### [Your goal]
All entries below are to be returned exactly, with pictures left out.

### [Data]

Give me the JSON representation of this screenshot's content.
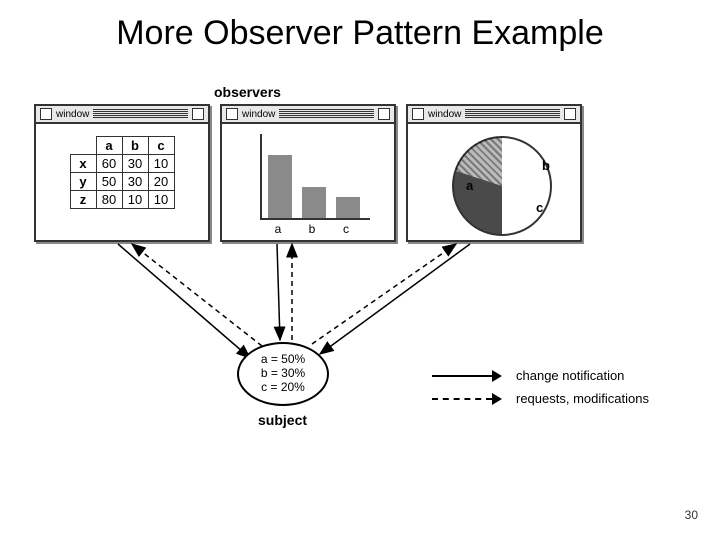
{
  "title": "More Observer Pattern Example",
  "observers_label": "observers",
  "subject_label": "subject",
  "page_number": "30",
  "window_label": "window",
  "table": {
    "cols": [
      "a",
      "b",
      "c"
    ],
    "rows": [
      "x",
      "y",
      "z"
    ],
    "data": [
      [
        60,
        30,
        10
      ],
      [
        50,
        30,
        20
      ],
      [
        80,
        10,
        10
      ]
    ]
  },
  "chart_data": {
    "bar": {
      "type": "bar",
      "categories": [
        "a",
        "b",
        "c"
      ],
      "values": [
        60,
        30,
        20
      ],
      "ylim": [
        0,
        80
      ]
    },
    "pie": {
      "type": "pie",
      "slices": [
        {
          "label": "a",
          "value": 50
        },
        {
          "label": "b",
          "value": 30
        },
        {
          "label": "c",
          "value": 20
        }
      ]
    }
  },
  "subject": {
    "line1": "a = 50%",
    "line2": "b = 30%",
    "line3": "c = 20%"
  },
  "legend": {
    "solid": "change notification",
    "dashed": "requests, modifications"
  }
}
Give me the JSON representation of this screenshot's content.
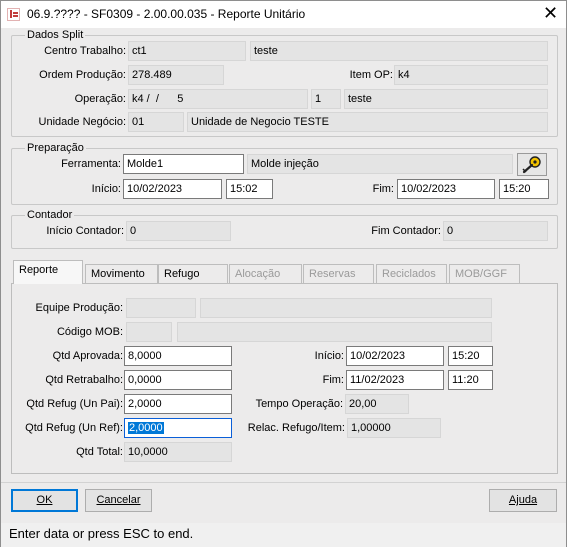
{
  "window": {
    "title": "06.9.???? - SF0309 - 2.00.00.035 - Reporte Unitário",
    "close_glyph": "✕"
  },
  "dados_split": {
    "legend": "Dados Split",
    "centro_trabalho_label": "Centro Trabalho:",
    "centro_trabalho_code": "ct1",
    "centro_trabalho_mid": "",
    "centro_trabalho_desc": "teste",
    "ordem_producao_label": "Ordem Produção:",
    "ordem_producao_value": "278.489",
    "item_op_label": "Item OP:",
    "item_op_value": "k4",
    "operacao_label": "Operação:",
    "operacao_value": "k4 /  /      5",
    "operacao_seq": "1",
    "operacao_desc": "teste",
    "unidade_negocio_label": "Unidade Negócio:",
    "unidade_negocio_code": "01",
    "unidade_negocio_desc": "Unidade de Negocio TESTE"
  },
  "preparacao": {
    "legend": "Preparação",
    "ferramenta_label": "Ferramenta:",
    "ferramenta_value": "Molde1",
    "ferramenta_desc": "Molde injeção",
    "tool_icon": "wrench-key-icon",
    "inicio_label": "Início:",
    "inicio_date": "10/02/2023",
    "inicio_time": "15:02",
    "fim_label": "Fim:",
    "fim_date": "10/02/2023",
    "fim_time": "15:20"
  },
  "contador": {
    "legend": "Contador",
    "inicio_label": "Início Contador:",
    "inicio_value": "0",
    "fim_label": "Fim Contador:",
    "fim_value": "0"
  },
  "tabs": [
    {
      "label": "Reporte",
      "state": "active"
    },
    {
      "label": "Movimento",
      "state": "enabled"
    },
    {
      "label": "Refugo",
      "state": "enabled"
    },
    {
      "label": "Alocação",
      "state": "disabled"
    },
    {
      "label": "Reservas",
      "state": "disabled"
    },
    {
      "label": "Reciclados",
      "state": "disabled"
    },
    {
      "label": "MOB/GGF",
      "state": "disabled"
    }
  ],
  "reporte": {
    "equipe_label": "Equipe Produção:",
    "equipe_code": "",
    "equipe_desc": "",
    "codigo_mob_label": "Código MOB:",
    "codigo_mob_code": "",
    "codigo_mob_desc": "",
    "qtd_aprovada_label": "Qtd Aprovada:",
    "qtd_aprovada_value": "8,0000",
    "qtd_retrabalho_label": "Qtd Retrabalho:",
    "qtd_retrabalho_value": "0,0000",
    "qtd_refug_pai_label": "Qtd Refug (Un Pai):",
    "qtd_refug_pai_value": "2,0000",
    "qtd_refug_ref_label": "Qtd Refug (Un Ref):",
    "qtd_refug_ref_value": "2,0000",
    "qtd_total_label": "Qtd Total:",
    "qtd_total_value": "10,0000",
    "inicio_label": "Início:",
    "inicio_date": "10/02/2023",
    "inicio_time": "15:20",
    "fim_label": "Fim:",
    "fim_date": "11/02/2023",
    "fim_time": "11:20",
    "tempo_operacao_label": "Tempo Operação:",
    "tempo_operacao_value": "20,00",
    "relac_refugo_label": "Relac. Refugo/Item:",
    "relac_refugo_value": "1,00000"
  },
  "buttons": {
    "ok": "OK",
    "cancelar": "Cancelar",
    "ajuda": "Ajuda"
  },
  "status": {
    "message": "Enter data or press ESC to end."
  }
}
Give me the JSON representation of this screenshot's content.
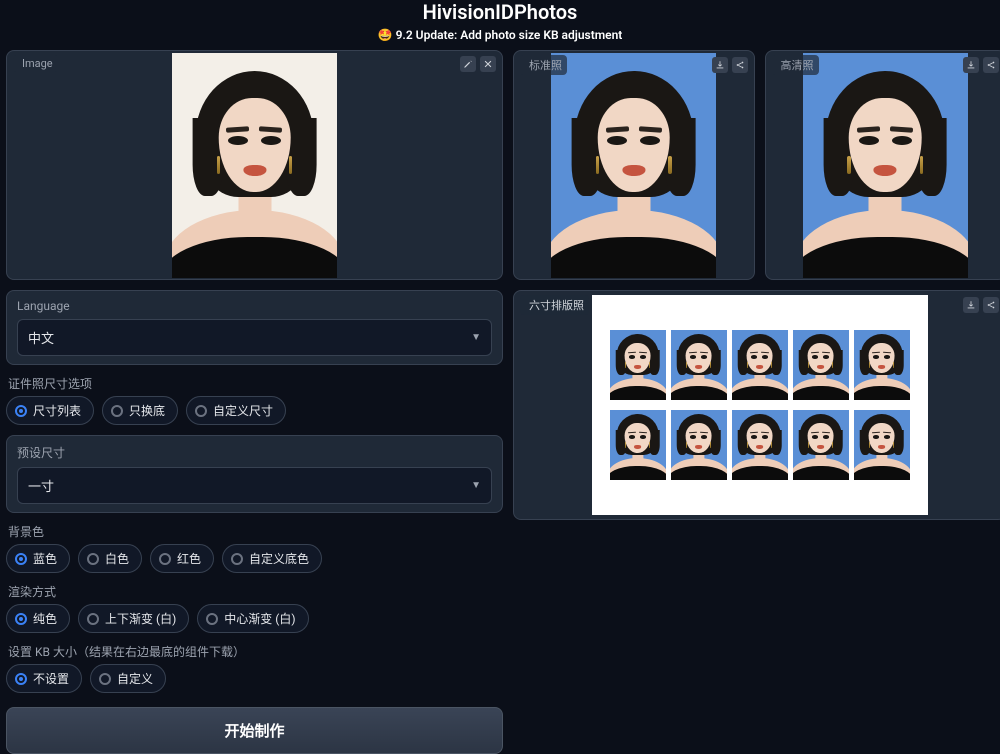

### [Final answer]
Give me the JSON representation of this screenshot's content.
{
  "title": "More Observer Pattern Example",
  "observers_label": "observers",
  "subject_label": "subject",
  "page_number": "30",
  "window_label": "window",
  "table": {
    "cols": [
      "a",
      "b",
      "c"
    ],
    "rows": [
      "x",
      "y",
      "z"
    ],
    "data": [
      [
        60,
        30,
        10
      ],
      [
        50,
        30,
        20
      ],
      [
        80,
        10,
        10
      ]
    ]
  },
  "chart_data": {
    "bar": {
      "type": "bar",
      "categories": [
        "a",
        "b",
        "c"
      ],
      "values": [
        60,
        30,
        20
      ],
      "ylim": [
        0,
        80
      ]
    },
    "pie": {
      "type": "pie",
      "slices": [
        {
          "label": "a",
          "value": 50
        },
        {
          "label": "b",
          "value": 30
        },
        {
          "label": "c",
          "value": 20
        }
      ]
    }
  },
  "subject": {
    "line1": "a = 50%",
    "line2": "b = 30%",
    "line3": "c = 20%"
  },
  "legend": {
    "solid": "change notification",
    "dashed": "requests, modifications"
  }
}
Give me the JSON representation of this screenshot's content.
{
  "window": {
    "title": "06.9.???? - SF0309 - 2.00.00.035 - Reporte Unitário",
    "close_glyph": "✕"
  },
  "dados_split": {
    "legend": "Dados Split",
    "centro_trabalho_label": "Centro Trabalho:",
    "centro_trabalho_code": "ct1",
    "centro_trabalho_mid": "",
    "centro_trabalho_desc": "teste",
    "ordem_producao_label": "Ordem Produção:",
    "ordem_producao_value": "278.489",
    "item_op_label": "Item OP:",
    "item_op_value": "k4",
    "operacao_label": "Operação:",
    "operacao_value": "k4 /  /      5",
    "operacao_seq": "1",
    "operacao_desc": "teste",
    "unidade_negocio_label": "Unidade Negócio:",
    "unidade_negocio_code": "01",
    "unidade_negocio_desc": "Unidade de Negocio TESTE"
  },
  "preparacao": {
    "legend": "Preparação",
    "ferramenta_label": "Ferramenta:",
    "ferramenta_value": "Molde1",
    "ferramenta_desc": "Molde injeção",
    "tool_icon": "wrench-key-icon",
    "inicio_label": "Início:",
    "inicio_date": "10/02/2023",
    "inicio_time": "15:02",
    "fim_label": "Fim:",
    "fim_date": "10/02/2023",
    "fim_time": "15:20"
  },
  "contador": {
    "legend": "Contador",
    "inicio_label": "Início Contador:",
    "inicio_value": "0",
    "fim_label": "Fim Contador:",
    "fim_value": "0"
  },
  "tabs": [
    {
      "label": "Reporte",
      "state": "active"
    },
    {
      "label": "Movimento",
      "state": "enabled"
    },
    {
      "label": "Refugo",
      "state": "enabled"
    },
    {
      "label": "Alocação",
      "state": "disabled"
    },
    {
      "label": "Reservas",
      "state": "disabled"
    },
    {
      "label": "Reciclados",
      "state": "disabled"
    },
    {
      "label": "MOB/GGF",
      "state": "disabled"
    }
  ],
  "reporte": {
    "equipe_label": "Equipe Produção:",
    "equipe_code": "",
    "equipe_desc": "",
    "codigo_mob_label": "Código MOB:",
    "codigo_mob_code": "",
    "codigo_mob_desc": "",
    "qtd_aprovada_label": "Qtd Aprovada:",
    "qtd_aprovada_value": "8,0000",
    "qtd_retrabalho_label": "Qtd Retrabalho:",
    "qtd_retrabalho_value": "0,0000",
    "qtd_refug_pai_label": "Qtd Refug (Un Pai):",
    "qtd_refug_pai_value": "2,0000",
    "qtd_refug_ref_label": "Qtd Refug (Un Ref):",
    "qtd_refug_ref_value": "2,0000",
    "qtd_total_label": "Qtd Total:",
    "qtd_total_value": "10,0000",
    "inicio_label": "Início:",
    "inicio_date": "10/02/2023",
    "inicio_time": "15:20",
    "fim_label": "Fim:",
    "fim_date": "11/02/2023",
    "fim_time": "11:20",
    "tempo_operacao_label": "Tempo Operação:",
    "tempo_operacao_value": "20,00",
    "relac_refugo_label": "Relac. Refugo/Item:",
    "relac_refugo_value": "1,00000"
  },
  "buttons": {
    "ok": "OK",
    "cancelar": "Cancelar",
    "ajuda": "Ajuda"
  },
  "status": {
    "message": "Enter data or press ESC to end."
  }
}
Give me the JSON representation of this screenshot's content.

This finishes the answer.